> _Exercise prompt_
List all lines of the data containing the word "days".

> _Provided data_
BEGIN

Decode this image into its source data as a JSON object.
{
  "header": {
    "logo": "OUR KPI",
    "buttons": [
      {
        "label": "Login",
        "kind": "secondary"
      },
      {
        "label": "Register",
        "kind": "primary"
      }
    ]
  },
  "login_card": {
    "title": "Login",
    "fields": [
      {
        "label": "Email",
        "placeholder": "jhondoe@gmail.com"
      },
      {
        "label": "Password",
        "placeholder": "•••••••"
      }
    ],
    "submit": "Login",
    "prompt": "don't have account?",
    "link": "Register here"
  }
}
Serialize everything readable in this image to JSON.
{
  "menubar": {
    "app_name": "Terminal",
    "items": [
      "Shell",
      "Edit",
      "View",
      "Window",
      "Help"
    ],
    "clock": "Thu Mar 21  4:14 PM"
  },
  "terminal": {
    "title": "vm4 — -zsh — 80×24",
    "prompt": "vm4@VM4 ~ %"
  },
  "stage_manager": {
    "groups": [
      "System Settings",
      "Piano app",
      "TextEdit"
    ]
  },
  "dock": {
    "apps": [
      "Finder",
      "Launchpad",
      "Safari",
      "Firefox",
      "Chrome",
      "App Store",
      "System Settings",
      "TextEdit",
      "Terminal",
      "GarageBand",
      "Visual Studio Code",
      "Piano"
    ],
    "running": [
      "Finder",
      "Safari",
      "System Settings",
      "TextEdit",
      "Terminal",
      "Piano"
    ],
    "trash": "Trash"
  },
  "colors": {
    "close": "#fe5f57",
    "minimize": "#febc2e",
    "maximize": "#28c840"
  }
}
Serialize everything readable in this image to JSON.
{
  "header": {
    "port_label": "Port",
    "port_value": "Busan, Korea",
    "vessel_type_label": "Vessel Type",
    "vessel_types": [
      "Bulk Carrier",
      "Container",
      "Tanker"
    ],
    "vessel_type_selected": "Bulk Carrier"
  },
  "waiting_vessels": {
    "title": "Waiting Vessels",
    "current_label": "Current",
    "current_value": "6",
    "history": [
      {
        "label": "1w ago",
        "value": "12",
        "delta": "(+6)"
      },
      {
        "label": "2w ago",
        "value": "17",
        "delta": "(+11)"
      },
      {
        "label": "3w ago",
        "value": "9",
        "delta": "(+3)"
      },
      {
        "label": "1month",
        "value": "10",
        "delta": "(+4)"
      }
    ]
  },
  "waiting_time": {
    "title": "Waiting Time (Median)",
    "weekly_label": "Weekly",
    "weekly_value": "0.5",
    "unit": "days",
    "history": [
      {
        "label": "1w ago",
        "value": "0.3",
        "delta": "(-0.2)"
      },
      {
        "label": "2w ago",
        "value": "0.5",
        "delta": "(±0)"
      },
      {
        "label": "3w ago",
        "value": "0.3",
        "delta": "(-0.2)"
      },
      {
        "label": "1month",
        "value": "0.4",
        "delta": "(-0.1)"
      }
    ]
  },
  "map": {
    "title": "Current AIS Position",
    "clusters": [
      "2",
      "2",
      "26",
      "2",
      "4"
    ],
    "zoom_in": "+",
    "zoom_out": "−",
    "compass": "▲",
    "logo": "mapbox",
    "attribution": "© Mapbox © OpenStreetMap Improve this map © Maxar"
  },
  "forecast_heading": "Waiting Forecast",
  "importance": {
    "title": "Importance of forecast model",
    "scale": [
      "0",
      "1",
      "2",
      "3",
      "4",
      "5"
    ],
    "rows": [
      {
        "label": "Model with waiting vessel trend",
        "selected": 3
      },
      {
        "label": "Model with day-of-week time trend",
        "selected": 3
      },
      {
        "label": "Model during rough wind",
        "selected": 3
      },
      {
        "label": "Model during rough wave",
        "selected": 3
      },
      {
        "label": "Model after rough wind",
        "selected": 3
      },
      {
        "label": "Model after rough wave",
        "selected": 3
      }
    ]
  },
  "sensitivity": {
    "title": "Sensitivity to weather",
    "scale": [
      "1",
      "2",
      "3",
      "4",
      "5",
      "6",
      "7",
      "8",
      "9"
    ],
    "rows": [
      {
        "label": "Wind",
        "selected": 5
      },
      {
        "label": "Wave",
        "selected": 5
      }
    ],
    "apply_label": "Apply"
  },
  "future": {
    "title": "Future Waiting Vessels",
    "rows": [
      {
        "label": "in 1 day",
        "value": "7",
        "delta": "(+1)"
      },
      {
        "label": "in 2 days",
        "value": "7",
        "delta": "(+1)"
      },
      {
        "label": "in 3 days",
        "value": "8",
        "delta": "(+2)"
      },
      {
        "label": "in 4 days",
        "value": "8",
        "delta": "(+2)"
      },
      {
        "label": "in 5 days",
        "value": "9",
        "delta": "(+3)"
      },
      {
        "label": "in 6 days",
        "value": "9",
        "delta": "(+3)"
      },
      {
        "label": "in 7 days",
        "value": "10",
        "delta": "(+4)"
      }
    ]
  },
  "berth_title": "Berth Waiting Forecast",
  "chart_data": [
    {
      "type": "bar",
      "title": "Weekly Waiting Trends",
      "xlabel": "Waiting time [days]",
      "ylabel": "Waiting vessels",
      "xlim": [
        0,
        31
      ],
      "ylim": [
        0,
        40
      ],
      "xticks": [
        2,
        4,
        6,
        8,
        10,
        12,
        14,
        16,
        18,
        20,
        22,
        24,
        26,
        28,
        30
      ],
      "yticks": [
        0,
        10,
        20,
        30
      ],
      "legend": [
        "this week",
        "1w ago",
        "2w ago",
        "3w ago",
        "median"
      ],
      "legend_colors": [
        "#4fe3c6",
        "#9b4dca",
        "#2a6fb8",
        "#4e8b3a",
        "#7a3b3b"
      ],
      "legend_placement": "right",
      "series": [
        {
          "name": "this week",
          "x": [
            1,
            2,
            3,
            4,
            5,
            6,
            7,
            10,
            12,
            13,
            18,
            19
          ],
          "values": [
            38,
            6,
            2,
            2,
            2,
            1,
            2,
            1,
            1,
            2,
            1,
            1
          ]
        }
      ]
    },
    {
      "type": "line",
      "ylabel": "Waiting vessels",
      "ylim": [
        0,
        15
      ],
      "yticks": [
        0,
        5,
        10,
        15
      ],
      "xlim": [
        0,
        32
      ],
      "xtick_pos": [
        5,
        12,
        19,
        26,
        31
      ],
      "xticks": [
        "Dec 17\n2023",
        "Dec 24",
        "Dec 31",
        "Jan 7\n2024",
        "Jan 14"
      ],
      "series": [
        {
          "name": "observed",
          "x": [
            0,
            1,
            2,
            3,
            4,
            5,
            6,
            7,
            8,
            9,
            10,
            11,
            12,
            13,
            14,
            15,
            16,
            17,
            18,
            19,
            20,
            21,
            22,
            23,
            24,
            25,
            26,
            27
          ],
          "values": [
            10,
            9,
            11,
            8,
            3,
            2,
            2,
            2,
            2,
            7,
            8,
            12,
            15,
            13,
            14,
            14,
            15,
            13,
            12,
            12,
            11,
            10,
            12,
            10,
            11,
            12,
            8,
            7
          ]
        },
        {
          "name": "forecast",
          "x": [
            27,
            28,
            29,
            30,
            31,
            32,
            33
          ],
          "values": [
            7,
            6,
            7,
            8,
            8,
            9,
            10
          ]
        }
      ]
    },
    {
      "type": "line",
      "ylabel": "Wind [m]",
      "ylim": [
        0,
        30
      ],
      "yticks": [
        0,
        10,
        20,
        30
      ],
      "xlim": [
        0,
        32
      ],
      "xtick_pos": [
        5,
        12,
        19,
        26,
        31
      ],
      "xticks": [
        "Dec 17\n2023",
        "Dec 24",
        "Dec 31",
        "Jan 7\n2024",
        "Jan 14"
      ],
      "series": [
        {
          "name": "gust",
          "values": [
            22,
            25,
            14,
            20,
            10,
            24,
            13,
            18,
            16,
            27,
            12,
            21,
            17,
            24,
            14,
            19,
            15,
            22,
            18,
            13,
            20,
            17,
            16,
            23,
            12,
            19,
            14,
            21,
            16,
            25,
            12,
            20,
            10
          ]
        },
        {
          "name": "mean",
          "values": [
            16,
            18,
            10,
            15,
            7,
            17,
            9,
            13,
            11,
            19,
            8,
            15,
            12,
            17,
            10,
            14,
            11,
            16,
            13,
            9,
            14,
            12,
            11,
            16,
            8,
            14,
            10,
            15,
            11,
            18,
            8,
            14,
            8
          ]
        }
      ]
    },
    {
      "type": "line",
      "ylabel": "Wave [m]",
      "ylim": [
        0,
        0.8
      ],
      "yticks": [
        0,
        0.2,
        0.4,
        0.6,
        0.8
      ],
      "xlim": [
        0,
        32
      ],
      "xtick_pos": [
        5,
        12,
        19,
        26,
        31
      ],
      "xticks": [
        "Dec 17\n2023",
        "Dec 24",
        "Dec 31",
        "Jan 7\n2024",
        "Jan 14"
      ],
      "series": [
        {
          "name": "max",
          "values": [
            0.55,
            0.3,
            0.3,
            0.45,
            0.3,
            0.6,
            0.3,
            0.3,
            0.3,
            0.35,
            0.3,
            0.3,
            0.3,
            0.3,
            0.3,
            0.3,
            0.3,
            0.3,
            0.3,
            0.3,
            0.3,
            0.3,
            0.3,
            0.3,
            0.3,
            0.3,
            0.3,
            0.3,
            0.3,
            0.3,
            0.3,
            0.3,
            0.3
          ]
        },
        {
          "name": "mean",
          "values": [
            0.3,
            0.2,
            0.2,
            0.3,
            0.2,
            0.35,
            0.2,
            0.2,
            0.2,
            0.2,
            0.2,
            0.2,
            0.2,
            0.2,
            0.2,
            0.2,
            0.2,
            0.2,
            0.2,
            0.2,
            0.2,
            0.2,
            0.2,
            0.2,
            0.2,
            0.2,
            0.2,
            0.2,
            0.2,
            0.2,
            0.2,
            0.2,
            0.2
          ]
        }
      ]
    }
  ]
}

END

> _Task output_
    "unit": "days",
        "label": "in 2 days",
        "label": "in 3 days",
        "label": "in 4 days",
        "label": "in 5 days",
        "label": "in 6 days",
        "label": "in 7 days",
      "xlabel": "Waiting time [days]",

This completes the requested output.